The year was 2014. It was around seven in the evening at Ratneshwar Mahadev Mandir in Karachi, and I was staring at the face of a man credited with the idea that Muslims and Hindus are so different that they cannot live together as a nation. Muhammad Ali Jinnah looked suave but a bit stern on the Pakistani currency note I was about to drop into the temple donation box. He must have read my thoughts. I felt some indignation but laughed it away, choosing to focus on the images of deities venerated by devotees.
Jinnah, himself, is no less than a deity in Pakistan. His photographs are everywhere, saying hello in government offices, school buildings, and public museums. "Look at how handsome he is! So smart and stylish," said the young social entrepreneur I met in Karachi's posh Clifton neighbourhood, pointing to a framed picture in his living room. "Quaid-e-Azam is the one who gives us hope and courage. Every Muslim worth his salt wants to be like him," he added. His sister disagreed. "Jinnah may have created a homeland for Muslims but he was hardly the textbook Muslim you imagine. Abbu says that he even ate pork. Also, if he loved Pakistan so much, why did he retain his house in Mumbai?" she remarked.

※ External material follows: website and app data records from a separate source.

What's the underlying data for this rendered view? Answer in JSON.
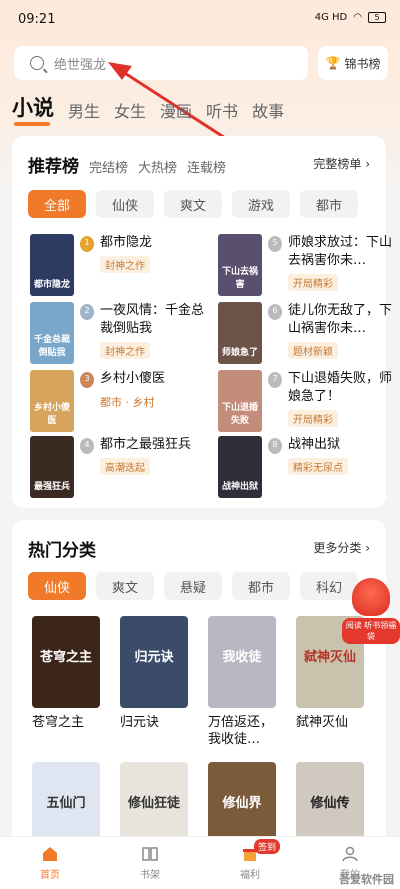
{
  "status": {
    "time": "09:21",
    "network": "4G HD",
    "battery": "5"
  },
  "search": {
    "placeholder": "绝世强龙"
  },
  "rank_button": {
    "label": "锦书榜"
  },
  "top_tabs": [
    "小说",
    "男生",
    "女生",
    "漫画",
    "听书",
    "故事"
  ],
  "recommend": {
    "title": "推荐榜",
    "subtabs": [
      "完结榜",
      "大热榜",
      "连载榜"
    ],
    "more": "完整榜单 ›",
    "chips": [
      "全部",
      "仙侠",
      "爽文",
      "游戏",
      "都市"
    ],
    "books": [
      {
        "rank": "1",
        "name": "都市隐龙",
        "tag": "封神之作",
        "cover_text": "都市隐龙",
        "cover_color": "#2d3b63"
      },
      {
        "rank": "2",
        "name": "一夜风情：千金总裁倒贴我",
        "tag": "封神之作",
        "cover_text": "千金总裁倒贴我",
        "cover_color": "#7aa6c9"
      },
      {
        "rank": "3",
        "name": "乡村小傻医",
        "meta": "都市 · 乡村",
        "cover_text": "乡村小傻医",
        "cover_color": "#d6a45c"
      },
      {
        "rank": "4",
        "name": "都市之最强狂兵",
        "tag": "高潮迭起",
        "cover_text": "最强狂兵",
        "cover_color": "#3a2a22"
      },
      {
        "rank": "5",
        "name": "师娘求放过：下山去祸害你未…",
        "tag": "开局精彩",
        "cover_text": "下山去祸害",
        "cover_color": "#5b4f6f"
      },
      {
        "rank": "6",
        "name": "徒儿你无敌了，下山祸害你未…",
        "tag": "题材新颖",
        "cover_text": "师娘急了",
        "cover_color": "#6b5348"
      },
      {
        "rank": "7",
        "name": "下山退婚失败，师娘急了！",
        "tag": "开局精彩",
        "cover_text": "下山退婚失败",
        "cover_color": "#c48c7a"
      },
      {
        "rank": "8",
        "name": "战神出狱",
        "tag": "精彩无尿点",
        "cover_text": "战神出狱",
        "cover_color": "#2f2f3a"
      }
    ]
  },
  "hot": {
    "title": "热门分类",
    "more": "更多分类 ›",
    "chips": [
      "仙侠",
      "爽文",
      "悬疑",
      "都市",
      "科幻"
    ],
    "books": [
      {
        "name": "苍穹之主",
        "cover_text": "苍穹之主",
        "cover_color": "#3b2418"
      },
      {
        "name": "归元诀",
        "cover_text": "归元诀",
        "cover_color": "#3b4c6a"
      },
      {
        "name": "万倍返还，我收徒…",
        "cover_text": "我收徒",
        "cover_color": "#b9b7c4"
      },
      {
        "name": "弑神灭仙",
        "cover_text": "弑神灭仙",
        "cover_color": "#c9c2ad"
      },
      {
        "name": "",
        "cover_text": "五仙门",
        "cover_color": "#dfe6f2"
      },
      {
        "name": "",
        "cover_text": "修仙狂徒",
        "cover_color": "#e8e4dc"
      },
      {
        "name": "",
        "cover_text": "修仙界",
        "cover_color": "#7b5b3a"
      },
      {
        "name": "",
        "cover_text": "修仙传",
        "cover_color": "#cfc9c0"
      }
    ]
  },
  "gift": {
    "label": "阅读 听书领福袋"
  },
  "tabbar": {
    "items": [
      "首页",
      "书架",
      "福利",
      "我的"
    ],
    "badge": "签到"
  },
  "watermark": "吾爱软件园"
}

Though it is commonplace to hear Indians lash out at Gandhi, I had not expected to hear criticism of Jinnah in Pakistan, least of all in front of an Indian. Jinnah, after all, is the poster boy of Pakistani liberals. He is the mythical counterpoint to Zia ul Haq, the military dictator who is painted as singularly responsible for messing up the paradise that Jinnah had created.
"Pakistanis don't masturbate," said the liberal arts graduate who took me out for lunch to a restaurant on Lahore's M. M. Alam Road. I was eating my pasta, and he was biting into a slice of pizza. But the sudden declaration made me burst into laughter. "Are you kidding? And anyway, how would you know? Have you surveyed all the men in this country?" I asked. He looked uneasy, and started fidgeting with his fork and knife. What had started out as a general conversation about marriage, relationships and pre-marital sex in India and Pakistan had suddenly hit too close for comfort. I wanted to back off but he continued, "Our holy book forbids it."
I nodded, unconvinced by his rather self-assured summary of Pakistani male sexuality. The topic was too exciting to give up, so I shared the conversation with an artist I was introduced to. "Listen," he said. "This is another thing we Indians and Pakistanis have in common. We have all the fun in our quiet little corner but pretend to be innocent boys who know nothing."
If going to Pakistan is like going to hell, as our defence minister Manohar Parrikar declared last week, I have a humble suggestion for Manohar Parrikar. Maybe he should consider visiting hell. Prime Minister Narendra Modi and External Affairs Minister Sushma Swaraj would certainly attest to the fact that “hell” throws some great parties. They have gone there, been received with respect, and returned safely to tell the tale.
Chintan Girish Modi is a writer living in Mumbai. He's editing a collection of essays documenting the funny, bizarre and heartwarming experiences Indians have had in Pakistan.